**WORK REQUEST:**
Read the records and gather each line that includes "icon".

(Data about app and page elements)

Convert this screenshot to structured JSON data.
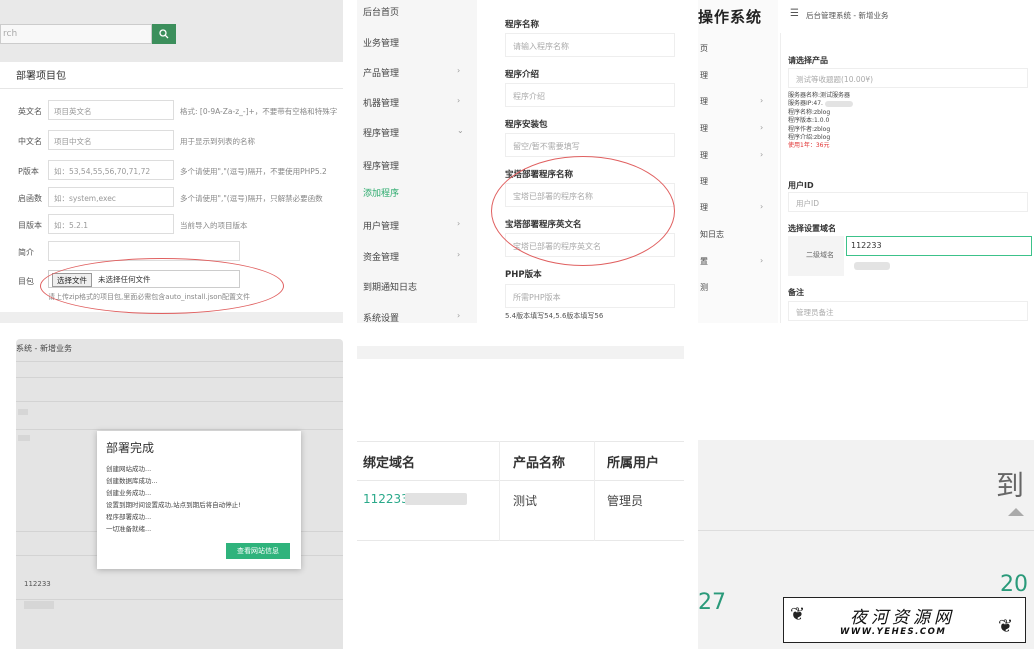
{
  "panel1": {
    "search_placeholder": "rch",
    "search_icon": "search-icon",
    "page_title": "部署项目包",
    "rows": [
      {
        "label": "英文名",
        "value": "项目英文名",
        "hint": "格式: [0-9A-Za-z_-]+，不要带有空格和特殊字"
      },
      {
        "label": "中文名",
        "value": "项目中文名",
        "hint": "用于显示到列表的名称"
      },
      {
        "label": "P版本",
        "value": "如：53,54,55,56,70,71,72",
        "hint": "多个请使用\",\"(逗号)隔开，不要使用PHP5.2"
      },
      {
        "label": "启函数",
        "value": "如：system,exec",
        "hint": "多个请使用\",\"(逗号)隔开，只解禁必要函数"
      },
      {
        "label": "目版本",
        "value": "如：5.2.1",
        "hint": "当前导入的项目版本"
      },
      {
        "label": "简介",
        "value": "",
        "hint": ""
      }
    ],
    "file_label": "目包",
    "file_button": "选择文件",
    "file_status": "未选择任何文件",
    "file_hint": "请上传zip格式的项目包,里面必需包含auto_install.json配置文件"
  },
  "panel2": {
    "nav": [
      {
        "label": "后台首页",
        "chev": false,
        "active": false
      },
      {
        "label": "业务管理",
        "chev": false,
        "active": false
      },
      {
        "label": "产品管理",
        "chev": true,
        "active": false
      },
      {
        "label": "机器管理",
        "chev": true,
        "active": false
      },
      {
        "label": "程序管理",
        "chev": true,
        "active": false
      },
      {
        "label": "程序管理",
        "chev": false,
        "active": false
      },
      {
        "label": "添加程序",
        "chev": false,
        "active": true
      },
      {
        "label": "用户管理",
        "chev": true,
        "active": false
      },
      {
        "label": "资金管理",
        "chev": true,
        "active": false
      },
      {
        "label": "到期通知日志",
        "chev": false,
        "active": false
      },
      {
        "label": "系统设置",
        "chev": true,
        "active": false
      }
    ],
    "fields": [
      {
        "label": "程序名称",
        "placeholder": "请输入程序名称"
      },
      {
        "label": "程序介绍",
        "placeholder": "程序介绍"
      },
      {
        "label": "程序安装包",
        "placeholder": "留空/暂不需要填写"
      },
      {
        "label": "宝塔部署程序名称",
        "placeholder": "宝塔已部署的程序名称"
      },
      {
        "label": "宝塔部署程序英文名",
        "placeholder": "宝塔已部署的程序英文名"
      },
      {
        "label": "PHP版本",
        "placeholder": "所需PHP版本"
      }
    ],
    "note": "5.4版本填写54,5.6版本填写56"
  },
  "panel3": {
    "brand": "操作系统",
    "menu_icon": "hamburger-icon",
    "breadcrumb": "后台管理系统 - 新增业务",
    "side_items": [
      "页",
      "理",
      "理",
      "理",
      "理",
      "理",
      "理",
      "知日志",
      "置",
      "测"
    ],
    "product_label": "请选择产品",
    "product_value": "测试等收题题(10.00¥)",
    "info": [
      "服务器名称:测试服务器",
      "服务器IP:47.",
      "程序名称:zblog",
      "程序版本:1.0.0",
      "程序作者:zblog",
      "程序介绍:zblog"
    ],
    "info_price": "使用1年：36元",
    "user_label": "用户ID",
    "user_placeholder": "用户ID",
    "domain_label": "选择设置域名",
    "subdomain_label": "二级域名",
    "domain_value": "112233",
    "note_label": "备注",
    "note_placeholder": "管理员备注"
  },
  "panel4": {
    "breadcrumb": "系统 - 新增业务",
    "dialog_title": "部署完成",
    "dialog_lines": [
      "创建网站成功...",
      "创建数据库成功...",
      "创建业务成功...",
      "设置到期时间设置成功,站点到期后将自动停止!",
      "程序部署成功...",
      "一切准备就绪..."
    ],
    "dialog_button": "查看网站信息",
    "row_value": "112233"
  },
  "panel5": {
    "headers": [
      "绑定域名",
      "产品名称",
      "所属用户"
    ],
    "row": [
      "112233.",
      "测试",
      "管理员"
    ]
  },
  "panel6": {
    "big_text": "到",
    "num_a": "27",
    "num_b": "20"
  },
  "watermark": {
    "cn": "夜河资源网",
    "en": "WWW.YEHES.COM"
  }
}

**FINAL ANSWER:**
    "search_icon": "search-icon",
    "menu_icon": "hamburger-icon",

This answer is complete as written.